> [Exercise goal] Look through the entries for the string "with", and copy each line that holds it.

Start of Record set

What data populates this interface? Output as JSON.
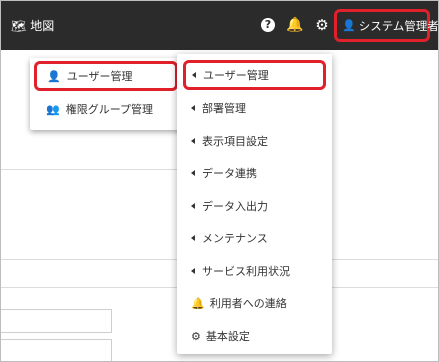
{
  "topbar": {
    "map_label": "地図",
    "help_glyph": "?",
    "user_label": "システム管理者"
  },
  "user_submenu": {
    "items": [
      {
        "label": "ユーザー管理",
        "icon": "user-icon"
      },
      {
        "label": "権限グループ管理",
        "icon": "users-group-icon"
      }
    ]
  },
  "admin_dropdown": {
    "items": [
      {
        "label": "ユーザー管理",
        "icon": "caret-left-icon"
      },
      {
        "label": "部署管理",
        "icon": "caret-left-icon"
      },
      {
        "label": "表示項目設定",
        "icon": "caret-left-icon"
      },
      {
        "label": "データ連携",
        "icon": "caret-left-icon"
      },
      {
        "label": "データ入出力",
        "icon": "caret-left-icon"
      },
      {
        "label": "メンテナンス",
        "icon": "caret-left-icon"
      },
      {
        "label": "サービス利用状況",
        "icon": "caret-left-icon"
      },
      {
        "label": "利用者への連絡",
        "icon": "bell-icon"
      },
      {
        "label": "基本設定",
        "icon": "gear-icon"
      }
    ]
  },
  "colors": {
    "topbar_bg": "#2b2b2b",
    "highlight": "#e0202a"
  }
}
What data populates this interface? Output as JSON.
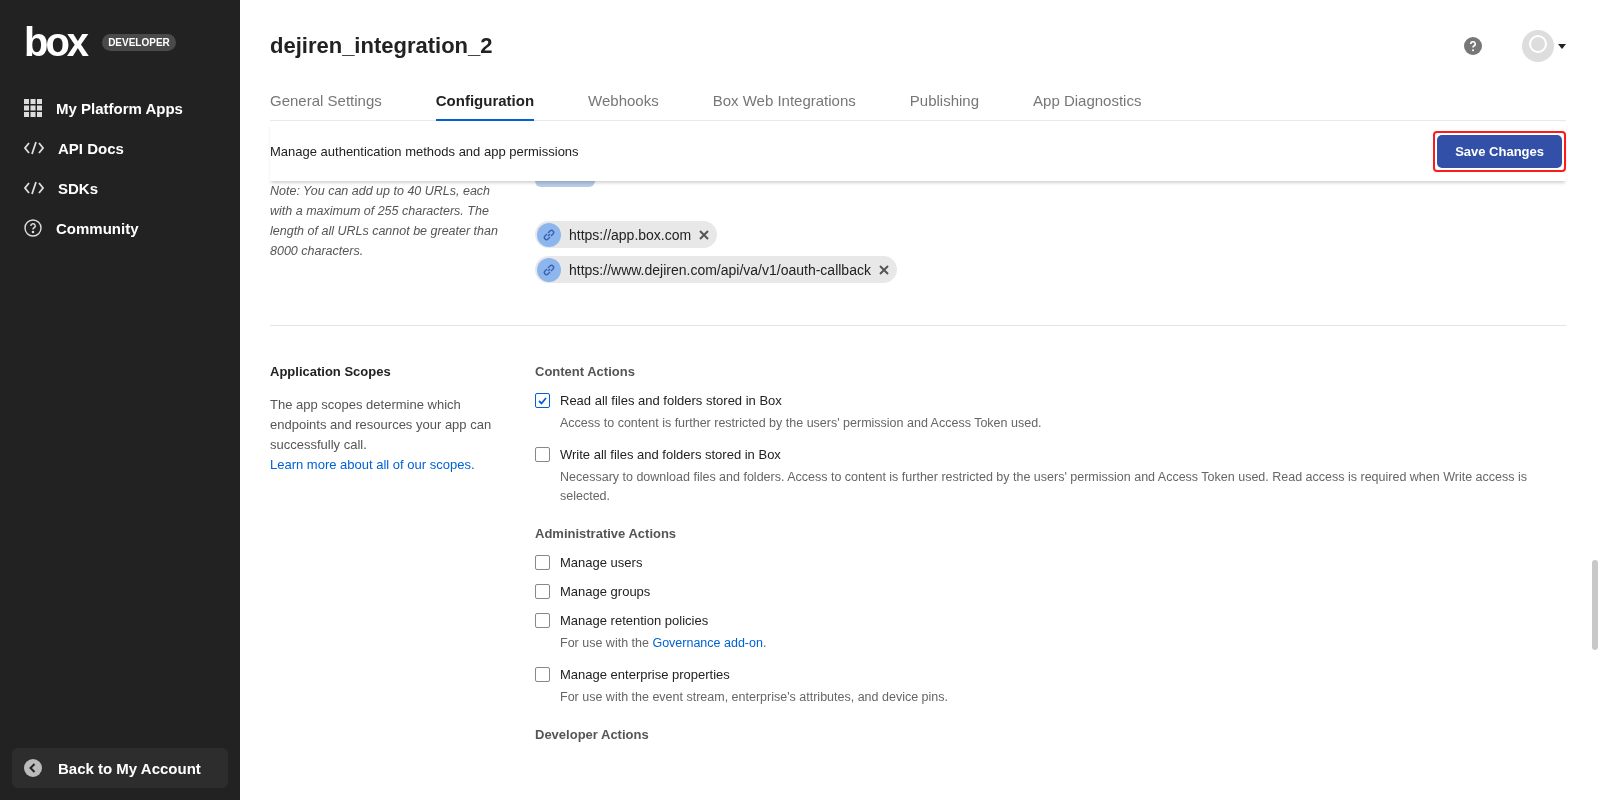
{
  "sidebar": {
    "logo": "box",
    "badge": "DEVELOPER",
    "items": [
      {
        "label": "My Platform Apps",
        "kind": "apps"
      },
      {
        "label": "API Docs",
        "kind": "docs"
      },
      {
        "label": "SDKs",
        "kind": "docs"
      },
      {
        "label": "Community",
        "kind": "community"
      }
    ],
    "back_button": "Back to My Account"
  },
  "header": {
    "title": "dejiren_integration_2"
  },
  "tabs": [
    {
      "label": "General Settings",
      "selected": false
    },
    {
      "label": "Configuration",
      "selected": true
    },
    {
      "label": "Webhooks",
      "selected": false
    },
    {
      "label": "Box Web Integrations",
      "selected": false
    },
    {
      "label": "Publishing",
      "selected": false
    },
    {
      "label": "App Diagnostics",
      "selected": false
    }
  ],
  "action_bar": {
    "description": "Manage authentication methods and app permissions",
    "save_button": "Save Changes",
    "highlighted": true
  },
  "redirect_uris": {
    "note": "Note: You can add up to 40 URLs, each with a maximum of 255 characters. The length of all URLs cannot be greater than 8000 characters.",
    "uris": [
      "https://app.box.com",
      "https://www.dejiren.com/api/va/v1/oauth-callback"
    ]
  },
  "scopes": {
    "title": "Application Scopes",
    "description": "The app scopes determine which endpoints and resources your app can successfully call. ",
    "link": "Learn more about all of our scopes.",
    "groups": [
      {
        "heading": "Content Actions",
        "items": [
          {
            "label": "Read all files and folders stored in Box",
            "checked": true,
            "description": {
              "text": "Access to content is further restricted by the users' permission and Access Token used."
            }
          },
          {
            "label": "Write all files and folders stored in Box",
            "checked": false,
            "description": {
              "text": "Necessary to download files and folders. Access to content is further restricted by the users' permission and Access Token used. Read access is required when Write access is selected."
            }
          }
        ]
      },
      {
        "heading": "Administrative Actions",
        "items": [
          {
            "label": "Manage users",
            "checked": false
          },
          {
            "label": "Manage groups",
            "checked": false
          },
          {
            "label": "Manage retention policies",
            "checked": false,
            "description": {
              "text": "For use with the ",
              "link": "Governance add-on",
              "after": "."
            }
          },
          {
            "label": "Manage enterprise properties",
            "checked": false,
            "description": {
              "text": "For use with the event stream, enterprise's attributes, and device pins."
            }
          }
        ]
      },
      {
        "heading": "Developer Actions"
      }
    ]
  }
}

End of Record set
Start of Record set

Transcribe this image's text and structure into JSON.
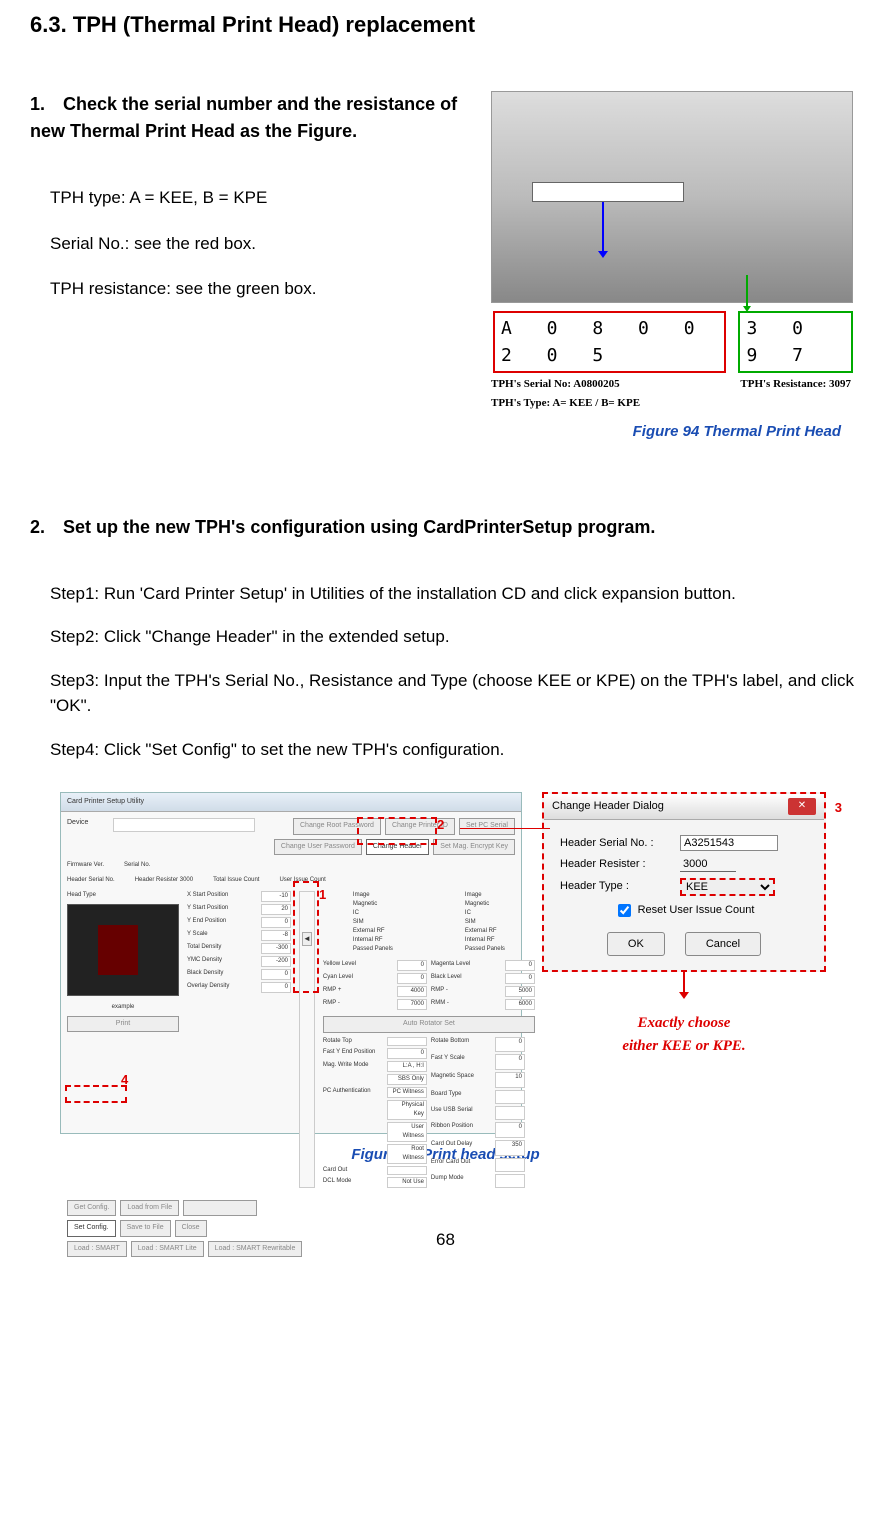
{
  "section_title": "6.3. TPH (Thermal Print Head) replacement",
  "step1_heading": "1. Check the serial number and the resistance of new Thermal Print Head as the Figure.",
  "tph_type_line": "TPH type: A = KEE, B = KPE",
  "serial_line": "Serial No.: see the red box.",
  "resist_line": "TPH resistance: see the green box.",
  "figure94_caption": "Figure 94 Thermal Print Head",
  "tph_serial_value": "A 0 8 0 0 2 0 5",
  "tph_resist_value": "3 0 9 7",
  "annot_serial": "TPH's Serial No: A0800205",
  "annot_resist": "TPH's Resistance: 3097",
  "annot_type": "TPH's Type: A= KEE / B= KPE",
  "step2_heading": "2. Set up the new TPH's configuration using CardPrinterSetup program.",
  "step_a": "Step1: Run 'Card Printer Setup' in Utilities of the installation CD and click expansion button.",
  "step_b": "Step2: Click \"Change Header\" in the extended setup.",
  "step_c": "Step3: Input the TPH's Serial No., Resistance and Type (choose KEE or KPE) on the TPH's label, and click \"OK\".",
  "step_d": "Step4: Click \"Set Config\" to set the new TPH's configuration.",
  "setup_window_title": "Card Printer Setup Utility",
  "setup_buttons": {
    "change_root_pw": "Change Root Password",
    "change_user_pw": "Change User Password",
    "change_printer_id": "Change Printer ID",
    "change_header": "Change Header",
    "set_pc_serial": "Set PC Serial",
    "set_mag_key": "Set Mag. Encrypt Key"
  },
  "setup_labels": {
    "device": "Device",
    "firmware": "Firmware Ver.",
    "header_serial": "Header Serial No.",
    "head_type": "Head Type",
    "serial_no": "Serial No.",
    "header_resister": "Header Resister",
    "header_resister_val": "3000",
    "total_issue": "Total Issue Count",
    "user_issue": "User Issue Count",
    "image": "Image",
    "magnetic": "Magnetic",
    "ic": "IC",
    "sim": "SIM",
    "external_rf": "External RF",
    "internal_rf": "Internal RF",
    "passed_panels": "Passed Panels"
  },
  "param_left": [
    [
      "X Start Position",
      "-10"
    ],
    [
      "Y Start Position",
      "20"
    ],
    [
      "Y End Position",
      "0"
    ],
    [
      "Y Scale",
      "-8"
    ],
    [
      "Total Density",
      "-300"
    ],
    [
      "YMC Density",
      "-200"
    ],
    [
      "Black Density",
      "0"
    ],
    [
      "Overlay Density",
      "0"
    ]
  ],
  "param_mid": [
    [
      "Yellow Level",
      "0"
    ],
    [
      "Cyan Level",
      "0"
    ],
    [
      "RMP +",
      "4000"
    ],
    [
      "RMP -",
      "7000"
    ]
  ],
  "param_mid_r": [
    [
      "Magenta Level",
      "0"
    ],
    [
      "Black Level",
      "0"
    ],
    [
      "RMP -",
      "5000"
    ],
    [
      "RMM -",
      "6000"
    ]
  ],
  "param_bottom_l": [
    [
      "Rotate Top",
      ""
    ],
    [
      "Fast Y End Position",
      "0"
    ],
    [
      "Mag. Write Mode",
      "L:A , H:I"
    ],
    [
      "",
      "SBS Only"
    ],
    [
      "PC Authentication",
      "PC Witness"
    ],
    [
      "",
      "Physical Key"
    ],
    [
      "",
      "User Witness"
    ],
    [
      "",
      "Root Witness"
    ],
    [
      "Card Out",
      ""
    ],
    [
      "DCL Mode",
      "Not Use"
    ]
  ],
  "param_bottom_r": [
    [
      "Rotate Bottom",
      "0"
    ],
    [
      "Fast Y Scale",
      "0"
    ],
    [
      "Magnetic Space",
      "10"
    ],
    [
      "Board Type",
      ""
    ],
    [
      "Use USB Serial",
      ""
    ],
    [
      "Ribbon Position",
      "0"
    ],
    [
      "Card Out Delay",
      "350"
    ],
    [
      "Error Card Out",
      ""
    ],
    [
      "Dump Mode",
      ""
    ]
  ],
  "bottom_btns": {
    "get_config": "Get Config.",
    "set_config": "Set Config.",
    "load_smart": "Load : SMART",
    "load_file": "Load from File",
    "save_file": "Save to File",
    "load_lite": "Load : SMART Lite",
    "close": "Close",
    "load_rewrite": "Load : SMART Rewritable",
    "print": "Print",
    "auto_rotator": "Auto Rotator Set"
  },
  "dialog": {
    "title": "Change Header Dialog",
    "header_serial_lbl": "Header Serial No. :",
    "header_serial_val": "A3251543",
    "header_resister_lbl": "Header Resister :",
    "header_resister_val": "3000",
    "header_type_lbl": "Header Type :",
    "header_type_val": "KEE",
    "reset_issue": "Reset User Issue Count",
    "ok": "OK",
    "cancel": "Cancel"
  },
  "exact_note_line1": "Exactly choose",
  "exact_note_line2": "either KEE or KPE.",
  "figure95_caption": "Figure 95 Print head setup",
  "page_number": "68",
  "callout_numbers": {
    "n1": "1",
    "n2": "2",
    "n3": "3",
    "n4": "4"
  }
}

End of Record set

> [Exercise answer]
    "note": "Note: You can add up to 40 URLs, each with a maximum of 255 characters. The length of all URLs cannot be greater than 8000 characters.",
              "text": "For use with the ",
              "text": "For use with the event stream, enterprise's attributes, and device pins."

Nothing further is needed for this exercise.